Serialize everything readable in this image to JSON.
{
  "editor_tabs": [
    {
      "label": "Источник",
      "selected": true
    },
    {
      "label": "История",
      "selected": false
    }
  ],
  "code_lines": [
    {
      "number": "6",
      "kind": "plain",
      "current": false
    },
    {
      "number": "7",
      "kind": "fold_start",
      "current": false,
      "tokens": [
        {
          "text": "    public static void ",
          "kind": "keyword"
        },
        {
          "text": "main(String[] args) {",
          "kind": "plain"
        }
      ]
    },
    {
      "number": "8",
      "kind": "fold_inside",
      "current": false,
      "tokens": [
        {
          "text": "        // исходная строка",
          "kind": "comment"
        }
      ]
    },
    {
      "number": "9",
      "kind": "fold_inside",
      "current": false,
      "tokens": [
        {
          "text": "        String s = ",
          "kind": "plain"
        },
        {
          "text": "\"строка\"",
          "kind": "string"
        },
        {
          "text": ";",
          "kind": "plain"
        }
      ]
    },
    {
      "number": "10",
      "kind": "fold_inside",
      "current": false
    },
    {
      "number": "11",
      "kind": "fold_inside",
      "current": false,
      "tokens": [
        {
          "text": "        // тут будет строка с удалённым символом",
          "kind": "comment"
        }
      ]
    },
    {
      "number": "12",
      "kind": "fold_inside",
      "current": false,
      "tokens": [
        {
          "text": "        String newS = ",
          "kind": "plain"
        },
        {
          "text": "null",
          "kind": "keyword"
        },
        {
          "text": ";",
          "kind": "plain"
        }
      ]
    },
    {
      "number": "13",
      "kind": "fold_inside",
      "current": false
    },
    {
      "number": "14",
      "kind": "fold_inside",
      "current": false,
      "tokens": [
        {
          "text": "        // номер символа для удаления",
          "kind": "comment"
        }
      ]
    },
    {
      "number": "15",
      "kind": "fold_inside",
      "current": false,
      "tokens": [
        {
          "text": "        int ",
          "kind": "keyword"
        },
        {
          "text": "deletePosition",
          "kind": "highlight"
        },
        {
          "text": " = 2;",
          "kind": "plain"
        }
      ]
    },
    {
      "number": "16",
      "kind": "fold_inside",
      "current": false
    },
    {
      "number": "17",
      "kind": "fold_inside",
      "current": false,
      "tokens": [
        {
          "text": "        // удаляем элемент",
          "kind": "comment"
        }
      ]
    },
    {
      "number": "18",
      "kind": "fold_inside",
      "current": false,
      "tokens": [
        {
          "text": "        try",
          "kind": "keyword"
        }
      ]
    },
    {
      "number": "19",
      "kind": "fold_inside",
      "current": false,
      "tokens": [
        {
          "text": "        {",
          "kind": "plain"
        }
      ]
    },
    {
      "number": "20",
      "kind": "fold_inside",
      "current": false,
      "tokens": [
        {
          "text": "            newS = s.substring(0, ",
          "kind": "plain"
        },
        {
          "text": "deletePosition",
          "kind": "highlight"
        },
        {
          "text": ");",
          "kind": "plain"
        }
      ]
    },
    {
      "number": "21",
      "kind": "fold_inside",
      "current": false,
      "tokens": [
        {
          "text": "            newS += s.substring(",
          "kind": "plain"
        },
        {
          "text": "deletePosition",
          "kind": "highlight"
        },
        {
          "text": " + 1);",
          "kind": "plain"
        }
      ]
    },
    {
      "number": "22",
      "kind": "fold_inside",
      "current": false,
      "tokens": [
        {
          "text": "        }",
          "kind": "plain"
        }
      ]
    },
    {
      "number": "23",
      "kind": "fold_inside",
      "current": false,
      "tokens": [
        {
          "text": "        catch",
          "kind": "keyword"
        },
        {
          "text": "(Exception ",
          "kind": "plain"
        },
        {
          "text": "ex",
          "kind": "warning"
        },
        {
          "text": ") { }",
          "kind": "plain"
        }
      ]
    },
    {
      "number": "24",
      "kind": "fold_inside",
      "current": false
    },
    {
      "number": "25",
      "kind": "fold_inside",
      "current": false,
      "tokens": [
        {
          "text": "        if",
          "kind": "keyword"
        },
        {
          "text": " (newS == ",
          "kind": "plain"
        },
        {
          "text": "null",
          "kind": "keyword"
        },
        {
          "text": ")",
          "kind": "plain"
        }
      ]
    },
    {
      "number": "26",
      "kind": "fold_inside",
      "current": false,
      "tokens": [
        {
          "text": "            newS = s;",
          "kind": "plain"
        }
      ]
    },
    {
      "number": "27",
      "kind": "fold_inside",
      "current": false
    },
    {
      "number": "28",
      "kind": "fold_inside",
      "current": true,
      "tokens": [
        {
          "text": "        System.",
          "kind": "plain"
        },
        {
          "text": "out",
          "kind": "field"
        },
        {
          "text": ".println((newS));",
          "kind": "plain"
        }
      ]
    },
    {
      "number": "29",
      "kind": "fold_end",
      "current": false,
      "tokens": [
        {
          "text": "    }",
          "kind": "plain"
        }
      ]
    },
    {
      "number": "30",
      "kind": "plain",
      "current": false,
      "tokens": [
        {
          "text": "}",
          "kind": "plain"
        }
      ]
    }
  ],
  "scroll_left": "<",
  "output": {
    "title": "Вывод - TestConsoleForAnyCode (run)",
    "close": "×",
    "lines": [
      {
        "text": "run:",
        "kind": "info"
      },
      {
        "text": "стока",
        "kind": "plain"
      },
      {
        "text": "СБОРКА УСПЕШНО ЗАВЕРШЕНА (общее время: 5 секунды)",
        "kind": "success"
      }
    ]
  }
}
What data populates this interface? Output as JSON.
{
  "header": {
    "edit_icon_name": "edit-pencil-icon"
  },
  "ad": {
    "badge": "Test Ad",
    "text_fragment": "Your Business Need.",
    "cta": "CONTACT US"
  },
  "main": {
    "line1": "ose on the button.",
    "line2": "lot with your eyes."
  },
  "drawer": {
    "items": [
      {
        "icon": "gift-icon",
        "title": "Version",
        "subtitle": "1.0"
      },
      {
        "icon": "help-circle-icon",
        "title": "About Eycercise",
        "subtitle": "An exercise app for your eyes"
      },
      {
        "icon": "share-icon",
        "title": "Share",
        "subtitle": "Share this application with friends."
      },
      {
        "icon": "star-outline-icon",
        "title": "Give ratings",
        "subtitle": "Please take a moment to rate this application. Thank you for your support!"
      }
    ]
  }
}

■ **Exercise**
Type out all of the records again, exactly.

■ **Result**
Serialize everything readable in this image to JSON.
{
  "editor_tabs": [
    {
      "label": "Источник",
      "selected": true
    },
    {
      "label": "История",
      "selected": false
    }
  ],
  "code_lines": [
    {
      "number": "6",
      "kind": "plain",
      "current": false
    },
    {
      "number": "7",
      "kind": "fold_start",
      "current": false,
      "tokens": [
        {
          "text": "    public static void ",
          "kind": "keyword"
        },
        {
          "text": "main(String[] args) {",
          "kind": "plain"
        }
      ]
    },
    {
      "number": "8",
      "kind": "fold_inside",
      "current": false,
      "tokens": [
        {
          "text": "        // исходная строка",
          "kind": "comment"
        }
      ]
    },
    {
      "number": "9",
      "kind": "fold_inside",
      "current": false,
      "tokens": [
        {
          "text": "        String s = ",
          "kind": "plain"
        },
        {
          "text": "\"строка\"",
          "kind": "string"
        },
        {
          "text": ";",
          "kind": "plain"
        }
      ]
    },
    {
      "number": "10",
      "kind": "fold_inside",
      "current": false
    },
    {
      "number": "11",
      "kind": "fold_inside",
      "current": false,
      "tokens": [
        {
          "text": "        // тут будет строка с удалённым символом",
          "kind": "comment"
        }
      ]
    },
    {
      "number": "12",
      "kind": "fold_inside",
      "current": false,
      "tokens": [
        {
          "text": "        String newS = ",
          "kind": "plain"
        },
        {
          "text": "null",
          "kind": "keyword"
        },
        {
          "text": ";",
          "kind": "plain"
        }
      ]
    },
    {
      "number": "13",
      "kind": "fold_inside",
      "current": false
    },
    {
      "number": "14",
      "kind": "fold_inside",
      "current": false,
      "tokens": [
        {
          "text": "        // номер символа для удаления",
          "kind": "comment"
        }
      ]
    },
    {
      "number": "15",
      "kind": "fold_inside",
      "current": false,
      "tokens": [
        {
          "text": "        int ",
          "kind": "keyword"
        },
        {
          "text": "deletePosition",
          "kind": "highlight"
        },
        {
          "text": " = 2;",
          "kind": "plain"
        }
      ]
    },
    {
      "number": "16",
      "kind": "fold_inside",
      "current": false
    },
    {
      "number": "17",
      "kind": "fold_inside",
      "current": false,
      "tokens": [
        {
          "text": "        // удаляем элемент",
          "kind": "comment"
        }
      ]
    },
    {
      "number": "18",
      "kind": "fold_inside",
      "current": false,
      "tokens": [
        {
          "text": "        try",
          "kind": "keyword"
        }
      ]
    },
    {
      "number": "19",
      "kind": "fold_inside",
      "current": false,
      "tokens": [
        {
          "text": "        {",
          "kind": "plain"
        }
      ]
    },
    {
      "number": "20",
      "kind": "fold_inside",
      "current": false,
      "tokens": [
        {
          "text": "            newS = s.substring(0, ",
          "kind": "plain"
        },
        {
          "text": "deletePosition",
          "kind": "highlight"
        },
        {
          "text": ");",
          "kind": "plain"
        }
      ]
    },
    {
      "number": "21",
      "kind": "fold_inside",
      "current": false,
      "tokens": [
        {
          "text": "            newS += s.substring(",
          "kind": "plain"
        },
        {
          "text": "deletePosition",
          "kind": "highlight"
        },
        {
          "text": " + 1);",
          "kind": "plain"
        }
      ]
    },
    {
      "number": "22",
      "kind": "fold_inside",
      "current": false,
      "tokens": [
        {
          "text": "        }",
          "kind": "plain"
        }
      ]
    },
    {
      "number": "23",
      "kind": "fold_inside",
      "current": false,
      "tokens": [
        {
          "text": "        catch",
          "kind": "keyword"
        },
        {
          "text": "(Exception ",
          "kind": "plain"
        },
        {
          "text": "ex",
          "kind": "warning"
        },
        {
          "text": ") { }",
          "kind": "plain"
        }
      ]
    },
    {
      "number": "24",
      "kind": "fold_inside",
      "current": false
    },
    {
      "number": "25",
      "kind": "fold_inside",
      "current": false,
      "tokens": [
        {
          "text": "        if",
          "kind": "keyword"
        },
        {
          "text": " (newS == ",
          "kind": "plain"
        },
        {
          "text": "null",
          "kind": "keyword"
        },
        {
          "text": ")",
          "kind": "plain"
        }
      ]
    },
    {
      "number": "26",
      "kind": "fold_inside",
      "current": false,
      "tokens": [
        {
          "text": "            newS = s;",
          "kind": "plain"
        }
      ]
    },
    {
      "number": "27",
      "kind": "fold_inside",
      "current": false
    },
    {
      "number": "28",
      "kind": "fold_inside",
      "current": true,
      "tokens": [
        {
          "text": "        System.",
          "kind": "plain"
        },
        {
          "text": "out",
          "kind": "field"
        },
        {
          "text": ".println((newS));",
          "kind": "plain"
        }
      ]
    },
    {
      "number": "29",
      "kind": "fold_end",
      "current": false,
      "tokens": [
        {
          "text": "    }",
          "kind": "plain"
        }
      ]
    },
    {
      "number": "30",
      "kind": "plain",
      "current": false,
      "tokens": [
        {
          "text": "}",
          "kind": "plain"
        }
      ]
    }
  ],
  "scroll_left": "<",
  "output": {
    "title": "Вывод - TestConsoleForAnyCode (run)",
    "close": "×",
    "lines": [
      {
        "text": "run:",
        "kind": "info"
      },
      {
        "text": "стока",
        "kind": "plain"
      },
      {
        "text": "СБОРКА УСПЕШНО ЗАВЕРШЕНА (общее время: 5 секунды)",
        "kind": "success"
      }
    ]
  }
}
What data populates this interface? Output as JSON.
{
  "header": {
    "edit_icon_name": "edit-pencil-icon"
  },
  "ad": {
    "badge": "Test Ad",
    "text_fragment": "Your Business Need.",
    "cta": "CONTACT US"
  },
  "main": {
    "line1": "ose on the button.",
    "line2": "lot with your eyes."
  },
  "drawer": {
    "items": [
      {
        "icon": "gift-icon",
        "title": "Version",
        "subtitle": "1.0"
      },
      {
        "icon": "help-circle-icon",
        "title": "About Eycercise",
        "subtitle": "An exercise app for your eyes"
      },
      {
        "icon": "share-icon",
        "title": "Share",
        "subtitle": "Share this application with friends."
      },
      {
        "icon": "star-outline-icon",
        "title": "Give ratings",
        "subtitle": "Please take a moment to rate this application. Thank you for your support!"
      }
    ]
  }
}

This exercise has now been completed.